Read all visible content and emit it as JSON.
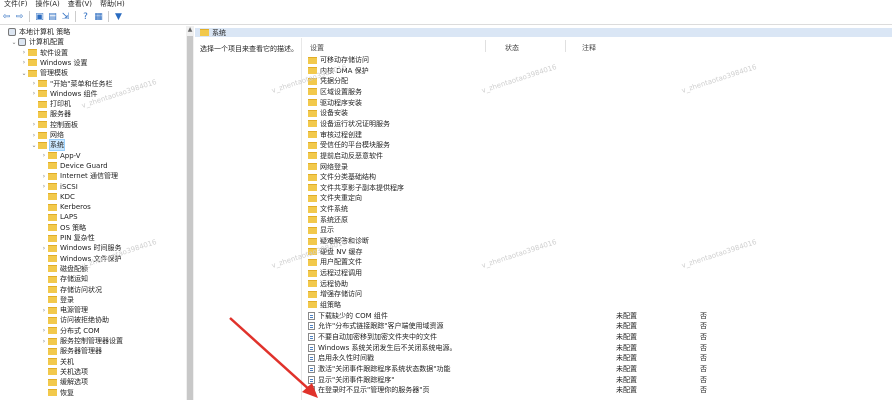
{
  "menu": [
    "文件(F)",
    "操作(A)",
    "查看(V)",
    "帮助(H)"
  ],
  "toolbar_icons": [
    "back-icon",
    "forward-icon",
    "up-folder-icon",
    "show-tree-icon",
    "export-icon",
    "help-icon",
    "properties-icon",
    "filter-icon"
  ],
  "tree": {
    "items": [
      {
        "label": "本地计算机 策略",
        "indent": 0,
        "chev": "",
        "icon": "computer"
      },
      {
        "label": "计算机配置",
        "indent": 1,
        "chev": "v",
        "icon": "computer"
      },
      {
        "label": "软件设置",
        "indent": 2,
        "chev": ">",
        "icon": "folder"
      },
      {
        "label": "Windows 设置",
        "indent": 2,
        "chev": ">",
        "icon": "folder"
      },
      {
        "label": "管理模板",
        "indent": 2,
        "chev": "v",
        "icon": "folder"
      },
      {
        "label": "\"开始\"菜单和任务栏",
        "indent": 3,
        "chev": ">",
        "icon": "folder"
      },
      {
        "label": "Windows 组件",
        "indent": 3,
        "chev": ">",
        "icon": "folder"
      },
      {
        "label": "打印机",
        "indent": 3,
        "chev": "",
        "icon": "folder"
      },
      {
        "label": "服务器",
        "indent": 3,
        "chev": "",
        "icon": "folder"
      },
      {
        "label": "控制面板",
        "indent": 3,
        "chev": ">",
        "icon": "folder"
      },
      {
        "label": "网络",
        "indent": 3,
        "chev": ">",
        "icon": "folder"
      },
      {
        "label": "系统",
        "indent": 3,
        "chev": "v",
        "icon": "folder",
        "selected": true
      },
      {
        "label": "App-V",
        "indent": 4,
        "chev": ">",
        "icon": "folder"
      },
      {
        "label": "Device Guard",
        "indent": 4,
        "chev": "",
        "icon": "folder"
      },
      {
        "label": "Internet 通信管理",
        "indent": 4,
        "chev": ">",
        "icon": "folder"
      },
      {
        "label": "iSCSI",
        "indent": 4,
        "chev": ">",
        "icon": "folder"
      },
      {
        "label": "KDC",
        "indent": 4,
        "chev": "",
        "icon": "folder"
      },
      {
        "label": "Kerberos",
        "indent": 4,
        "chev": "",
        "icon": "folder"
      },
      {
        "label": "LAPS",
        "indent": 4,
        "chev": "",
        "icon": "folder"
      },
      {
        "label": "OS 策略",
        "indent": 4,
        "chev": "",
        "icon": "folder"
      },
      {
        "label": "PIN 复杂性",
        "indent": 4,
        "chev": "",
        "icon": "folder"
      },
      {
        "label": "Windows 时间服务",
        "indent": 4,
        "chev": ">",
        "icon": "folder"
      },
      {
        "label": "Windows 文件保护",
        "indent": 4,
        "chev": "",
        "icon": "folder"
      },
      {
        "label": "磁盘配额",
        "indent": 4,
        "chev": "",
        "icon": "folder"
      },
      {
        "label": "存储运知",
        "indent": 4,
        "chev": "",
        "icon": "folder"
      },
      {
        "label": "存储访问状况",
        "indent": 4,
        "chev": "",
        "icon": "folder"
      },
      {
        "label": "登录",
        "indent": 4,
        "chev": "",
        "icon": "folder"
      },
      {
        "label": "电源管理",
        "indent": 4,
        "chev": ">",
        "icon": "folder"
      },
      {
        "label": "访问被拒绝协助",
        "indent": 4,
        "chev": "",
        "icon": "folder"
      },
      {
        "label": "分布式 COM",
        "indent": 4,
        "chev": ">",
        "icon": "folder"
      },
      {
        "label": "服务控制管理器设置",
        "indent": 4,
        "chev": ">",
        "icon": "folder"
      },
      {
        "label": "服务器管理器",
        "indent": 4,
        "chev": "",
        "icon": "folder"
      },
      {
        "label": "关机",
        "indent": 4,
        "chev": "",
        "icon": "folder"
      },
      {
        "label": "关机选项",
        "indent": 4,
        "chev": "",
        "icon": "folder"
      },
      {
        "label": "缓解选项",
        "indent": 4,
        "chev": "",
        "icon": "folder"
      },
      {
        "label": "恢复",
        "indent": 4,
        "chev": "",
        "icon": "folder"
      }
    ]
  },
  "right": {
    "header_title": "系统",
    "description": "选择一个项目来查看它的描述。",
    "columns": {
      "setting": "设置",
      "state": "状态",
      "note": "注释"
    },
    "folders": [
      "可移动存储访问",
      "内核 DMA 保护",
      "凭据分配",
      "区域设置服务",
      "驱动程序安装",
      "设备安装",
      "设备运行状况证明服务",
      "审核过程创建",
      "受信任的平台模块服务",
      "提前启动反恶意软件",
      "网络登录",
      "文件分类基础结构",
      "文件共享影子副本提供程序",
      "文件夹重定向",
      "文件系统",
      "系统还原",
      "显示",
      "疑难解答和诊断",
      "硬盘 NV 缓存",
      "用户配置文件",
      "远程过程调用",
      "远程协助",
      "增强存储访问",
      "组策略"
    ],
    "policies": [
      {
        "name": "下载缺少的 COM 组件",
        "state": "未配置",
        "note": "否"
      },
      {
        "name": "允许\"分布式链接跟踪\"客户端使用域资源",
        "state": "未配置",
        "note": "否"
      },
      {
        "name": "不要自动加密移到加密文件夹中的文件",
        "state": "未配置",
        "note": "否"
      },
      {
        "name": "Windows 系统关闭发生后不关闭系统电源。",
        "state": "未配置",
        "note": "否"
      },
      {
        "name": "启用永久性时间戳",
        "state": "未配置",
        "note": "否"
      },
      {
        "name": "激活\"关闭事件跟踪程序系统状态数据\"功能",
        "state": "未配置",
        "note": "否"
      },
      {
        "name": "显示\"关闭事件跟踪程序\"",
        "state": "未配置",
        "note": "否"
      },
      {
        "name": "在登录时不显示\"管理你的服务器\"页",
        "state": "未配置",
        "note": "否"
      }
    ]
  },
  "watermark": "v_zhentaotao3984016",
  "colors": {
    "selection": "#cce8ff",
    "header": "#dae6f5",
    "folder": "#f2c94c",
    "arrow": "#e0322b"
  }
}
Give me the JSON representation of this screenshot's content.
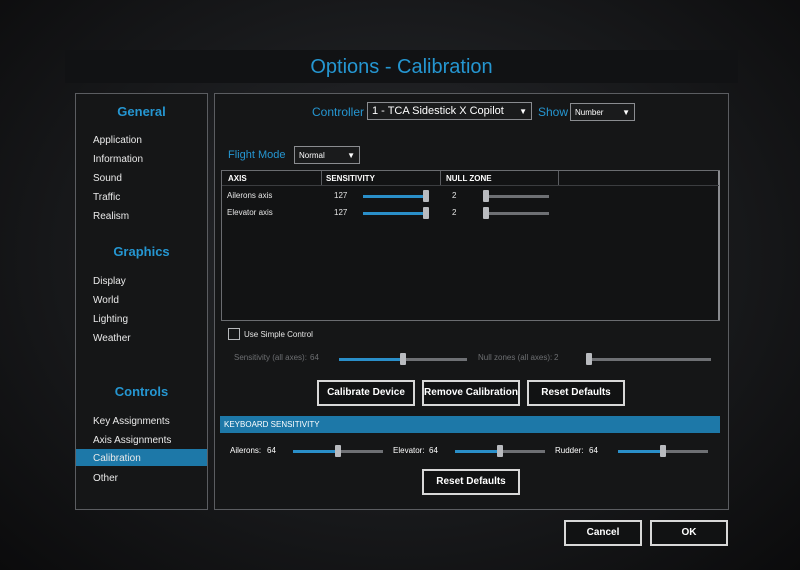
{
  "window": {
    "title": "Options - Calibration"
  },
  "sidebar": {
    "sections": [
      {
        "title": "General",
        "items": [
          "Application",
          "Information",
          "Sound",
          "Traffic",
          "Realism"
        ]
      },
      {
        "title": "Graphics",
        "items": [
          "Display",
          "World",
          "Lighting",
          "Weather"
        ]
      },
      {
        "title": "Controls",
        "items": [
          "Key Assignments",
          "Axis Assignments",
          "Calibration",
          "Other"
        ]
      }
    ],
    "selected": "Calibration"
  },
  "controller": {
    "label": "Controller",
    "value": "1 - TCA Sidestick X Copilot"
  },
  "show": {
    "label": "Show",
    "value": "Number"
  },
  "flight_mode": {
    "label": "Flight Mode",
    "value": "Normal"
  },
  "axis_table": {
    "headers": [
      "AXIS",
      "SENSITIVITY",
      "NULL ZONE"
    ],
    "rows": [
      {
        "axis": "Ailerons axis",
        "sensitivity": "127",
        "sensitivity_fraction": 1.0,
        "null_zone": "2",
        "null_zone_fraction": 0.0
      },
      {
        "axis": "Elevator axis",
        "sensitivity": "127",
        "sensitivity_fraction": 1.0,
        "null_zone": "2",
        "null_zone_fraction": 0.0
      }
    ]
  },
  "simple_control": {
    "label": "Use Simple Control",
    "checked": false,
    "sensitivity_label": "Sensitivity (all axes):",
    "sensitivity_value": "64",
    "sensitivity_fraction": 0.5,
    "nullzone_label": "Null zones (all axes):",
    "nullzone_value": "2",
    "nullzone_fraction": 0.0
  },
  "buttons": {
    "calibrate": "Calibrate Device",
    "remove": "Remove Calibration",
    "reset_top": "Reset Defaults",
    "reset_bottom": "Reset Defaults",
    "cancel": "Cancel",
    "ok": "OK"
  },
  "keyboard": {
    "title": "KEYBOARD SENSITIVITY",
    "ailerons": {
      "label": "Ailerons:",
      "value": "64",
      "fraction": 0.5
    },
    "elevator": {
      "label": "Elevator:",
      "value": "64",
      "fraction": 0.5
    },
    "rudder": {
      "label": "Rudder:",
      "value": "64",
      "fraction": 0.5
    }
  },
  "colors": {
    "accent": "#2596d1",
    "selection": "#1d78a8",
    "slider_fill": "#2a8fc9"
  }
}
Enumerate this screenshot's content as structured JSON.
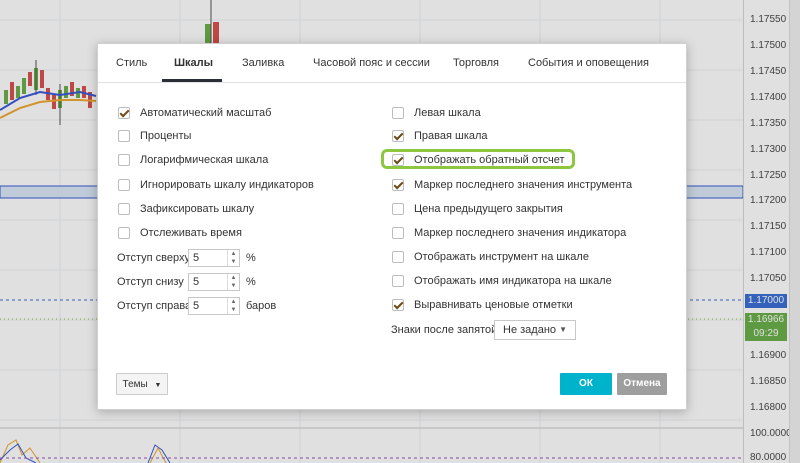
{
  "tabs": [
    "Стиль",
    "Шкалы",
    "Заливка",
    "Часовой пояс и сессии",
    "Торговля",
    "События и оповещения"
  ],
  "active_tab": "Шкалы",
  "left_options": [
    {
      "label": "Автоматический масштаб",
      "checked": true
    },
    {
      "label": "Проценты",
      "checked": false
    },
    {
      "label": "Логарифмическая шкала",
      "checked": false
    },
    {
      "label": "Игнорировать шкалу индикаторов",
      "checked": false
    },
    {
      "label": "Зафиксировать шкалу",
      "checked": false
    },
    {
      "label": "Отслеживать время",
      "checked": false
    }
  ],
  "right_options": [
    {
      "label": "Левая шкала",
      "checked": false
    },
    {
      "label": "Правая шкала",
      "checked": true
    },
    {
      "label": "Отображать обратный отсчет",
      "checked": true
    },
    {
      "label": "Маркер последнего значения инструмента",
      "checked": true
    },
    {
      "label": "Цена предыдущего закрытия",
      "checked": false
    },
    {
      "label": "Маркер последнего значения индикатора",
      "checked": false
    },
    {
      "label": "Отображать инструмент на шкале",
      "checked": false
    },
    {
      "label": "Отображать имя индикатора на шкале",
      "checked": false
    },
    {
      "label": "Выравнивать ценовые отметки",
      "checked": true
    }
  ],
  "margins": {
    "top": {
      "label": "Отступ сверху",
      "value": "5",
      "unit": "%"
    },
    "bottom": {
      "label": "Отступ снизу",
      "value": "5",
      "unit": "%"
    },
    "right": {
      "label": "Отступ справа",
      "value": "5",
      "unit": "баров"
    }
  },
  "decimals": {
    "label": "Знаки после запятой",
    "value": "Не задано"
  },
  "buttons": {
    "themes": "Темы",
    "ok": "ОК",
    "cancel": "Отмена"
  },
  "price_scale": [
    "1.17550",
    "1.17500",
    "1.17450",
    "1.17400",
    "1.17350",
    "1.17300",
    "1.17250",
    "1.17200",
    "1.17150",
    "1.17100",
    "1.17050",
    "1.17000",
    "1.16900",
    "1.16850",
    "1.16800"
  ],
  "price_tags": {
    "current": "1.17000",
    "last": "1.16966",
    "countdown": "09:29"
  },
  "oscillator_scale": [
    "100.0000",
    "80.0000"
  ],
  "colors": {
    "accent_ok": "#00b3cc",
    "highlight": "#8dc63f",
    "up_candle": "#6ab04c",
    "down_candle": "#d9534f"
  }
}
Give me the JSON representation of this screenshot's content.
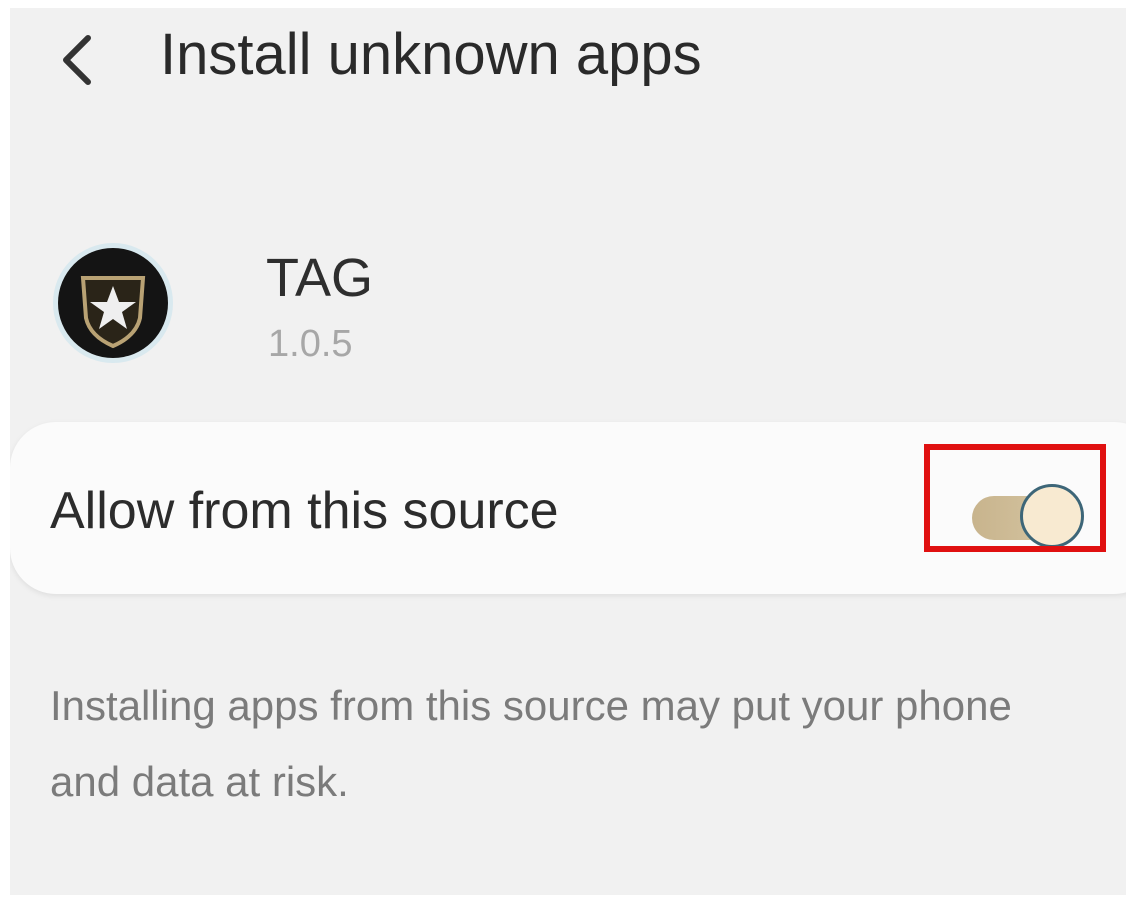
{
  "header": {
    "back_icon": "chevron-left-icon",
    "title": "Install unknown apps"
  },
  "app": {
    "icon": "army-star-shield-icon",
    "name": "TAG",
    "version": "1.0.5"
  },
  "setting": {
    "label": "Allow from this source",
    "enabled": true,
    "track_color": "#c8b48d",
    "thumb_color": "#f8ead1",
    "highlight_color": "#e01010"
  },
  "warning": {
    "text": "Installing apps from this source may put your phone and data at risk."
  }
}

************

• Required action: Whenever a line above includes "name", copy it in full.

• Task result:
        "name": "下载缺少的 COM 组件",
        "name": "允许\"分布式链接跟踪\"客户端使用域资源",
        "name": "不要自动加密移到加密文件夹中的文件",
        "name": "Windows 系统关闭发生后不关闭系统电源。",
        "name": "启用永久性时间戳",
        "name": "激活\"关闭事件跟踪程序系统状态数据\"功能",
        "name": "显示\"关闭事件跟踪程序\"",
        "name": "在登录时不显示\"管理你的服务器\"页",
    "name": "TAG",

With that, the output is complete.